be great printed on black. But, I will first try to print it with
sumi, and if that doesn't work I'll go back to my oily roots and go
with that. I'm trying to keep the colors down to black, red, white,
and gold. The white can be the paper. I'm thinking KISS. Keep It
Simple, Stupid! So, here's my question: has anyone used gold hanga
ink? (I'm sure David or Graham will have an answer to this one!) If
so, what brand, where can I get it, etc. I have some gold metallic
color - could I use that?
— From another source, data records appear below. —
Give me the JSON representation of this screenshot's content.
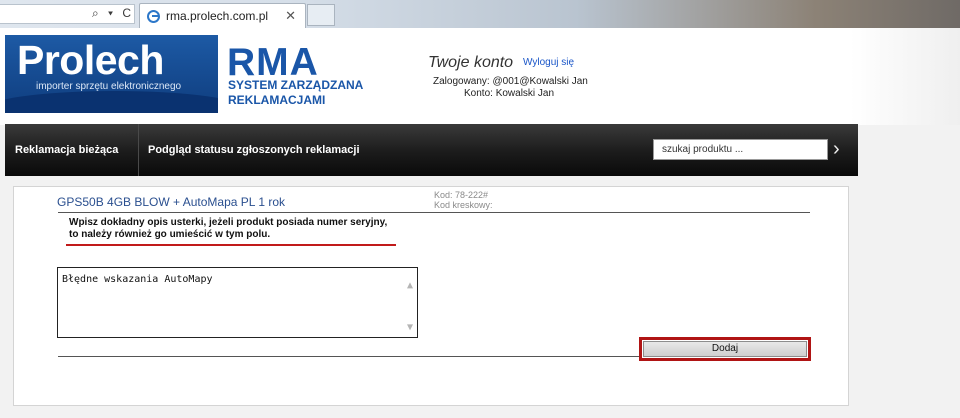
{
  "browser": {
    "tab_title": "rma.prolech.com.pl",
    "tab_close": "✕",
    "address_icons": "⌕ ▾ C"
  },
  "header": {
    "logo_text": "Prolech",
    "logo_tagline": "importer sprzętu elektronicznego",
    "rma_title": "RMA",
    "rma_subtitle_line1": "SYSTEM ZARZĄDZANA",
    "rma_subtitle_line2": "REKLAMACJAMI",
    "account_title": "Twoje konto",
    "logout_label": "Wyloguj się",
    "logged_in": "Zalogowany: @001@Kowalski Jan",
    "account": "Konto: Kowalski Jan"
  },
  "nav": {
    "items": [
      {
        "label": "Reklamacja bieżąca"
      },
      {
        "label": "Podgląd statusu zgłoszonych reklamacji"
      }
    ],
    "search_placeholder": "szukaj produktu ...",
    "search_arrow": "›"
  },
  "product": {
    "name": "GPS50B 4GB BLOW + AutoMapa PL 1 rok",
    "code": "Kod: 78-222#",
    "barcode": "Kod kreskowy:"
  },
  "form": {
    "instruction_line1": "Wpisz dokładny opis usterki, jeżeli produkt posiada numer seryjny,",
    "instruction_line2": "to należy również go umieścić w tym polu.",
    "description_value": "Błędne wskazania AutoMapy",
    "add_button": "Dodaj"
  },
  "colors": {
    "brand_blue": "#1a56a8",
    "highlight_red": "#b01414",
    "nav_bg": "#1b1b1b"
  }
}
What would I mix it with?

Cheers ~

Digest Appendix

Postings made on [Baren] members' blogs
over the past 24 hours ...

Subject: Freeways of Fuchsia or Where is your Inspiration Super Highway?
Posted by: Elizabeth Busey

In my last post, I wrote about my use of a stencil to create a linoleum reduction print that had colors that were not analogous.  This is my interpretation of a leaf of Rugged Jack Kale:

Elizabeth Busey, Freeways of Fuchsia.  Linoleum Reduction Print, 16 x 24in image size, 2011.

I am pleased with the results.  The stencil, while a bit difficult to work with, did keep the vein areas free from green so I could layer them with pinks and blues.  I worked more slowly, and subsequently did not have those pesky stray printing marks in the plainer areas of the print.  

When I started this print, I was a bit concerned that the stenciled area would not feel integrated with the rest of the print.  Given that the colors were so different, asking for integration seemed optimistic.  I took on this challenge by having the stenciled area share colors with three of the leaf layers.  The first two layers were warm blues, and then the stencil was used.  On the last layer of the vein, I actually used the same blue that was used as the last layer of the leaf.  So . . .
[Long item has been trimmed at this point. The full blog entry can be viewed here]

This item is taken from the blog The World in Relief.
'Reply' to Baren about this item.